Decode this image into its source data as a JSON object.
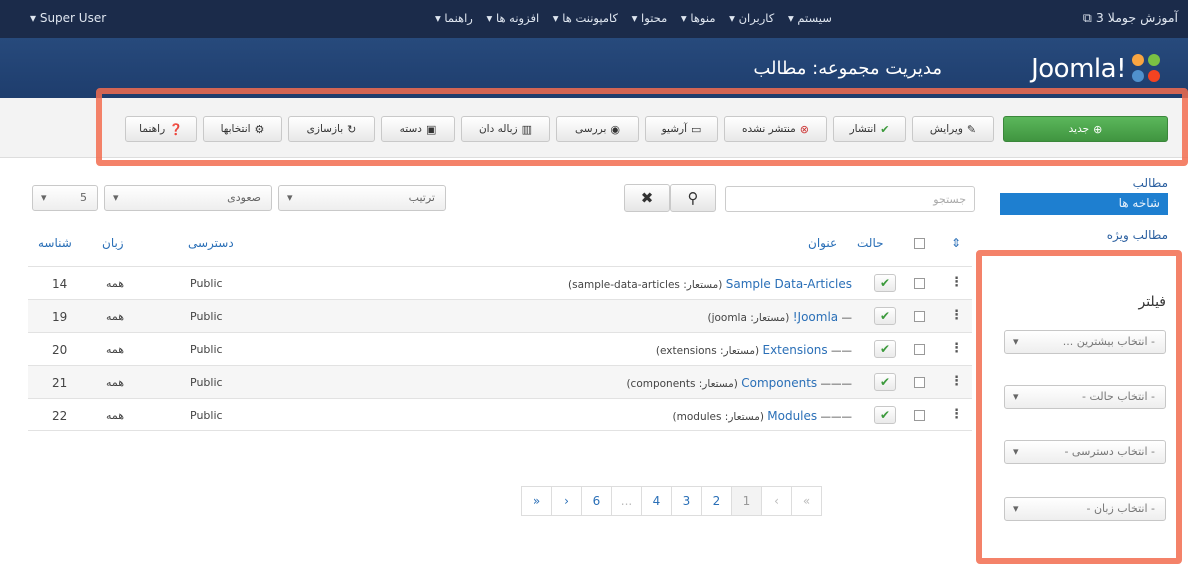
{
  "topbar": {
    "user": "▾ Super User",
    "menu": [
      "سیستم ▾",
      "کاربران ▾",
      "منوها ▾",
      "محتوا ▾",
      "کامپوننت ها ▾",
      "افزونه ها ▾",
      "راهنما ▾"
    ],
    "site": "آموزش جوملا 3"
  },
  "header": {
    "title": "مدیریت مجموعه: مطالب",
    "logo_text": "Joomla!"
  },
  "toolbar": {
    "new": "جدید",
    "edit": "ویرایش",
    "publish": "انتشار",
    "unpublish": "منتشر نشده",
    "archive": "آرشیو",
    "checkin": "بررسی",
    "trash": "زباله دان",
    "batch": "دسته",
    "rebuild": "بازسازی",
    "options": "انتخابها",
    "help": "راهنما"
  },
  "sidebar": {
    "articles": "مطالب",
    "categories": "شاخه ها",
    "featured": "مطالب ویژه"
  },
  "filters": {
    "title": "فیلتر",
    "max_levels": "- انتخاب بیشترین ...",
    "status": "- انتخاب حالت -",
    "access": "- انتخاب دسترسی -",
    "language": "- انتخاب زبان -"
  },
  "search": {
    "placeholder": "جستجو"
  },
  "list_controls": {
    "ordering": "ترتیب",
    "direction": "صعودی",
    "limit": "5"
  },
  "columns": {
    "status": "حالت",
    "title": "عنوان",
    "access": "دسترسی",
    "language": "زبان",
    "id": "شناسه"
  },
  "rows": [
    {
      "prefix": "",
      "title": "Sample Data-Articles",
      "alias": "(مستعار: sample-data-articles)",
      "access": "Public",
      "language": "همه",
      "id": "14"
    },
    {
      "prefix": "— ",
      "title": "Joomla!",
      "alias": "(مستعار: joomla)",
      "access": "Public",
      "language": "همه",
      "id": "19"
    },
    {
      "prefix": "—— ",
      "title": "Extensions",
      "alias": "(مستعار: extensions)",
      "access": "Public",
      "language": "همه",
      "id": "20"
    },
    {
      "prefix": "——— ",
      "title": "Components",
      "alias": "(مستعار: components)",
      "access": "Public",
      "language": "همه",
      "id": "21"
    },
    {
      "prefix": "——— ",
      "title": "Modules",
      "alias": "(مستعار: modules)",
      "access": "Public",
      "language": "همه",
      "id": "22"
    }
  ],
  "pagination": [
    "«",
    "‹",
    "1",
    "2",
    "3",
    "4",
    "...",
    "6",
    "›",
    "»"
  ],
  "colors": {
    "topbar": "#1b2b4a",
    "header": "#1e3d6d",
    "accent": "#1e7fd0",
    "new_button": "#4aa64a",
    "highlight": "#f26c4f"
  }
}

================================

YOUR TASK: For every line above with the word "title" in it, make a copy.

ANSWER SPACE:
    "title": "مدیریت مجموعه: مطالب",
    "title": "فیلتر",
    "title": "عنوان",
      "title": "Sample Data-Articles",
      "title": "Joomla!",
      "title": "Extensions",
      "title": "Components",
      "title": "Modules",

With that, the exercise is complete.